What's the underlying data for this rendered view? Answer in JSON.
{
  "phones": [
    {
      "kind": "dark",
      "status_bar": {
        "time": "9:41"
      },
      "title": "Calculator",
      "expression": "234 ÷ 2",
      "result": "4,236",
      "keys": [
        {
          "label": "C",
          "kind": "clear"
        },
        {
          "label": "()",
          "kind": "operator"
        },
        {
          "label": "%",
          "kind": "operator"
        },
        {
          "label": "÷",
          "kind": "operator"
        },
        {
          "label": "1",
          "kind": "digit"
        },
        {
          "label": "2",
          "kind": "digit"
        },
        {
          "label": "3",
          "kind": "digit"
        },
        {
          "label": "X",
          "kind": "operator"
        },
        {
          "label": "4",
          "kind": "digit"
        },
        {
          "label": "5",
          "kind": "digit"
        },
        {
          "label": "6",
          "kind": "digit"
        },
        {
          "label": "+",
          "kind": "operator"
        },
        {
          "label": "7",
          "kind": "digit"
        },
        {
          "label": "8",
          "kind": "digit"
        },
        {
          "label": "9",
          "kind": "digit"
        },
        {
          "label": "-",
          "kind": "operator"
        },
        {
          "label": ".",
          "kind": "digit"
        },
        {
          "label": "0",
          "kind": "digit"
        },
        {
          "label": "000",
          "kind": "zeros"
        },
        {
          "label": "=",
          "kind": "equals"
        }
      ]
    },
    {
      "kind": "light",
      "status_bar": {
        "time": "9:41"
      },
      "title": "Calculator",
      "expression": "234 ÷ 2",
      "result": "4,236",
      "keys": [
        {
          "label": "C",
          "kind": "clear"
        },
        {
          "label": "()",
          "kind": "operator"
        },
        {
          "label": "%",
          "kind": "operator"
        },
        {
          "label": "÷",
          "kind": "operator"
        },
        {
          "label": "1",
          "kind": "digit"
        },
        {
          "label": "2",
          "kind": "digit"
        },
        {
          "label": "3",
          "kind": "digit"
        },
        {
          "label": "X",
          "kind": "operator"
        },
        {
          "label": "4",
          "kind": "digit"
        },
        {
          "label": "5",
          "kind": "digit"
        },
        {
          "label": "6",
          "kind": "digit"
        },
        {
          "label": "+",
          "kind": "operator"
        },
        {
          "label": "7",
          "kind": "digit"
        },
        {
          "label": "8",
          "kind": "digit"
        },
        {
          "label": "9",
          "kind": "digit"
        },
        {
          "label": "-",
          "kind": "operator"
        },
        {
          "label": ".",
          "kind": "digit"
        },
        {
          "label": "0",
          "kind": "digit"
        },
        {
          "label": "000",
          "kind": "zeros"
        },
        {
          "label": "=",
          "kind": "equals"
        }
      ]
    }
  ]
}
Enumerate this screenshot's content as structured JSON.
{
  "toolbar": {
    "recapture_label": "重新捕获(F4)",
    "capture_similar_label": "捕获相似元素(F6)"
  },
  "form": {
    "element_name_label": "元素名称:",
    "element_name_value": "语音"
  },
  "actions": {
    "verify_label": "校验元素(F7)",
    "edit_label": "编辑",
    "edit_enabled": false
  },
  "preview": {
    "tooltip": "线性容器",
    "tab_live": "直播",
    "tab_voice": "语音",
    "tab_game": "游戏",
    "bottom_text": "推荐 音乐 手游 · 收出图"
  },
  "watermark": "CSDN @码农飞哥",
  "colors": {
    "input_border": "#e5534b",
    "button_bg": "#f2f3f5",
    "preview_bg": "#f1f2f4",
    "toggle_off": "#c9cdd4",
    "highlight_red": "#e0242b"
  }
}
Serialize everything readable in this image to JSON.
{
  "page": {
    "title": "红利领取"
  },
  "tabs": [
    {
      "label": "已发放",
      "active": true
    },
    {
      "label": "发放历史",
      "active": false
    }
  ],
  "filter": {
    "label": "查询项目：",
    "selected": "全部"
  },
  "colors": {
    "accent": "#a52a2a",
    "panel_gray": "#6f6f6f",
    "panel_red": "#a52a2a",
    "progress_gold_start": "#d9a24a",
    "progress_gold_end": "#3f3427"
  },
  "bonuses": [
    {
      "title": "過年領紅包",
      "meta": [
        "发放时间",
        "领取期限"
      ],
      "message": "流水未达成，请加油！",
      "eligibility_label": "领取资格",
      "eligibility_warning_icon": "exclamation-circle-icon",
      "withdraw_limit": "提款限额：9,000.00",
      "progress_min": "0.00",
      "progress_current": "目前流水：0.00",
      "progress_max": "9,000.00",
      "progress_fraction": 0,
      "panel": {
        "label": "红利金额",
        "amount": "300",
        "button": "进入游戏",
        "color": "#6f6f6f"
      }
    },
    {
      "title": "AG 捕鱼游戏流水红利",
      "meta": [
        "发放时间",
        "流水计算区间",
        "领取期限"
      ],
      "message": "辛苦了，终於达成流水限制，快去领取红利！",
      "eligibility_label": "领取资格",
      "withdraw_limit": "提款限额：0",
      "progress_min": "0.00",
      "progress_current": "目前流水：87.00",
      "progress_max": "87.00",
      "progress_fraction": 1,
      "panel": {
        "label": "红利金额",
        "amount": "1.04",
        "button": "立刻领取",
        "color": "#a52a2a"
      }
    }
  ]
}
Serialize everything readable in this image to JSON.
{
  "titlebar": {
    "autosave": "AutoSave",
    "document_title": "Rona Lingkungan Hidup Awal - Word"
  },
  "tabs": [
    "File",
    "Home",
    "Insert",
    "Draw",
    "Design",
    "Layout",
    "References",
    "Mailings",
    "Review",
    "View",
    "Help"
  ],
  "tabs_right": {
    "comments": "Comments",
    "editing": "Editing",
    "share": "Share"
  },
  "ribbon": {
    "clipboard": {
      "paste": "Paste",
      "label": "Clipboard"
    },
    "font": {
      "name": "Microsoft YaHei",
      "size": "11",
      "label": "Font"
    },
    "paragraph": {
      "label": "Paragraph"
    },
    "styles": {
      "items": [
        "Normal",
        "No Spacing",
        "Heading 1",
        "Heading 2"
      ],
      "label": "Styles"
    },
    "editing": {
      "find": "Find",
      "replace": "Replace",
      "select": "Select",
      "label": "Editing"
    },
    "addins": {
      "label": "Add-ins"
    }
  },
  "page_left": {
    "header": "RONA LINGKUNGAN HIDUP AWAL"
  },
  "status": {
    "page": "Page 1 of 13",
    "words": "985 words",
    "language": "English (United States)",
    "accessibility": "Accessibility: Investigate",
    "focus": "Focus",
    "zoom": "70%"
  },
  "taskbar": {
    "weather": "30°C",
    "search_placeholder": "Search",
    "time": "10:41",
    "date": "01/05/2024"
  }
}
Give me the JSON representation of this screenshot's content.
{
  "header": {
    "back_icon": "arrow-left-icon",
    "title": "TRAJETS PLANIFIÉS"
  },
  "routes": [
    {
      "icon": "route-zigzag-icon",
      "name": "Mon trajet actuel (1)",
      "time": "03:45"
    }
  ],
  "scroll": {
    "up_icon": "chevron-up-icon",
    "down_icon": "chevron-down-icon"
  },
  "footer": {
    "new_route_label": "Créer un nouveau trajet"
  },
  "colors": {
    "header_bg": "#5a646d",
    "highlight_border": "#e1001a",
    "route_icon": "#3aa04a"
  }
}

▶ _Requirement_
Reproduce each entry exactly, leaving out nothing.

▶ _Exercise response_
What's the underlying data for this rendered view? Answer in JSON.
{
  "phones": [
    {
      "kind": "dark",
      "status_bar": {
        "time": "9:41"
      },
      "title": "Calculator",
      "expression": "234 ÷ 2",
      "result": "4,236",
      "keys": [
        {
          "label": "C",
          "kind": "clear"
        },
        {
          "label": "()",
          "kind": "operator"
        },
        {
          "label": "%",
          "kind": "operator"
        },
        {
          "label": "÷",
          "kind": "operator"
        },
        {
          "label": "1",
          "kind": "digit"
        },
        {
          "label": "2",
          "kind": "digit"
        },
        {
          "label": "3",
          "kind": "digit"
        },
        {
          "label": "X",
          "kind": "operator"
        },
        {
          "label": "4",
          "kind": "digit"
        },
        {
          "label": "5",
          "kind": "digit"
        },
        {
          "label": "6",
          "kind": "digit"
        },
        {
          "label": "+",
          "kind": "operator"
        },
        {
          "label": "7",
          "kind": "digit"
        },
        {
          "label": "8",
          "kind": "digit"
        },
        {
          "label": "9",
          "kind": "digit"
        },
        {
          "label": "-",
          "kind": "operator"
        },
        {
          "label": ".",
          "kind": "digit"
        },
        {
          "label": "0",
          "kind": "digit"
        },
        {
          "label": "000",
          "kind": "zeros"
        },
        {
          "label": "=",
          "kind": "equals"
        }
      ]
    },
    {
      "kind": "light",
      "status_bar": {
        "time": "9:41"
      },
      "title": "Calculator",
      "expression": "234 ÷ 2",
      "result": "4,236",
      "keys": [
        {
          "label": "C",
          "kind": "clear"
        },
        {
          "label": "()",
          "kind": "operator"
        },
        {
          "label": "%",
          "kind": "operator"
        },
        {
          "label": "÷",
          "kind": "operator"
        },
        {
          "label": "1",
          "kind": "digit"
        },
        {
          "label": "2",
          "kind": "digit"
        },
        {
          "label": "3",
          "kind": "digit"
        },
        {
          "label": "X",
          "kind": "operator"
        },
        {
          "label": "4",
          "kind": "digit"
        },
        {
          "label": "5",
          "kind": "digit"
        },
        {
          "label": "6",
          "kind": "digit"
        },
        {
          "label": "+",
          "kind": "operator"
        },
        {
          "label": "7",
          "kind": "digit"
        },
        {
          "label": "8",
          "kind": "digit"
        },
        {
          "label": "9",
          "kind": "digit"
        },
        {
          "label": "-",
          "kind": "operator"
        },
        {
          "label": ".",
          "kind": "digit"
        },
        {
          "label": "0",
          "kind": "digit"
        },
        {
          "label": "000",
          "kind": "zeros"
        },
        {
          "label": "=",
          "kind": "equals"
        }
      ]
    }
  ]
}
Enumerate this screenshot's content as structured JSON.
{
  "toolbar": {
    "recapture_label": "重新捕获(F4)",
    "capture_similar_label": "捕获相似元素(F6)"
  },
  "form": {
    "element_name_label": "元素名称:",
    "element_name_value": "语音"
  },
  "actions": {
    "verify_label": "校验元素(F7)",
    "edit_label": "编辑",
    "edit_enabled": false
  },
  "preview": {
    "tooltip": "线性容器",
    "tab_live": "直播",
    "tab_voice": "语音",
    "tab_game": "游戏",
    "bottom_text": "推荐 音乐 手游 · 收出图"
  },
  "watermark": "CSDN @码农飞哥",
  "colors": {
    "input_border": "#e5534b",
    "button_bg": "#f2f3f5",
    "preview_bg": "#f1f2f4",
    "toggle_off": "#c9cdd4",
    "highlight_red": "#e0242b"
  }
}
Serialize everything readable in this image to JSON.
{
  "page": {
    "title": "红利领取"
  },
  "tabs": [
    {
      "label": "已发放",
      "active": true
    },
    {
      "label": "发放历史",
      "active": false
    }
  ],
  "filter": {
    "label": "查询项目：",
    "selected": "全部"
  },
  "colors": {
    "accent": "#a52a2a",
    "panel_gray": "#6f6f6f",
    "panel_red": "#a52a2a",
    "progress_gold_start": "#d9a24a",
    "progress_gold_end": "#3f3427"
  },
  "bonuses": [
    {
      "title": "過年領紅包",
      "meta": [
        "发放时间",
        "领取期限"
      ],
      "message": "流水未达成，请加油！",
      "eligibility_label": "领取资格",
      "eligibility_warning_icon": "exclamation-circle-icon",
      "withdraw_limit": "提款限额：9,000.00",
      "progress_min": "0.00",
      "progress_current": "目前流水：0.00",
      "progress_max": "9,000.00",
      "progress_fraction": 0,
      "panel": {
        "label": "红利金额",
        "amount": "300",
        "button": "进入游戏",
        "color": "#6f6f6f"
      }
    },
    {
      "title": "AG 捕鱼游戏流水红利",
      "meta": [
        "发放时间",
        "流水计算区间",
        "领取期限"
      ],
      "message": "辛苦了，终於达成流水限制，快去领取红利！",
      "eligibility_label": "领取资格",
      "withdraw_limit": "提款限额：0",
      "progress_min": "0.00",
      "progress_current": "目前流水：87.00",
      "progress_max": "87.00",
      "progress_fraction": 1,
      "panel": {
        "label": "红利金额",
        "amount": "1.04",
        "button": "立刻领取",
        "color": "#a52a2a"
      }
    }
  ]
}
Serialize everything readable in this image to JSON.
{
  "titlebar": {
    "autosave": "AutoSave",
    "document_title": "Rona Lingkungan Hidup Awal - Word"
  },
  "tabs": [
    "File",
    "Home",
    "Insert",
    "Draw",
    "Design",
    "Layout",
    "References",
    "Mailings",
    "Review",
    "View",
    "Help"
  ],
  "tabs_right": {
    "comments": "Comments",
    "editing": "Editing",
    "share": "Share"
  },
  "ribbon": {
    "clipboard": {
      "paste": "Paste",
      "label": "Clipboard"
    },
    "font": {
      "name": "Microsoft YaHei",
      "size": "11",
      "label": "Font"
    },
    "paragraph": {
      "label": "Paragraph"
    },
    "styles": {
      "items": [
        "Normal",
        "No Spacing",
        "Heading 1",
        "Heading 2"
      ],
      "label": "Styles"
    },
    "editing": {
      "find": "Find",
      "replace": "Replace",
      "select": "Select",
      "label": "Editing"
    },
    "addins": {
      "label": "Add-ins"
    }
  },
  "page_left": {
    "header": "RONA LINGKUNGAN HIDUP AWAL"
  },
  "status": {
    "page": "Page 1 of 13",
    "words": "985 words",
    "language": "English (United States)",
    "accessibility": "Accessibility: Investigate",
    "focus": "Focus",
    "zoom": "70%"
  },
  "taskbar": {
    "weather": "30°C",
    "search_placeholder": "Search",
    "time": "10:41",
    "date": "01/05/2024"
  }
}
Give me the JSON representation of this screenshot's content.
{
  "header": {
    "back_icon": "arrow-left-icon",
    "title": "TRAJETS PLANIFIÉS"
  },
  "routes": [
    {
      "icon": "route-zigzag-icon",
      "name": "Mon trajet actuel (1)",
      "time": "03:45"
    }
  ],
  "scroll": {
    "up_icon": "chevron-up-icon",
    "down_icon": "chevron-down-icon"
  },
  "footer": {
    "new_route_label": "Créer un nouveau trajet"
  },
  "colors": {
    "header_bg": "#5a646d",
    "highlight_border": "#e1001a",
    "route_icon": "#3aa04a"
  }
}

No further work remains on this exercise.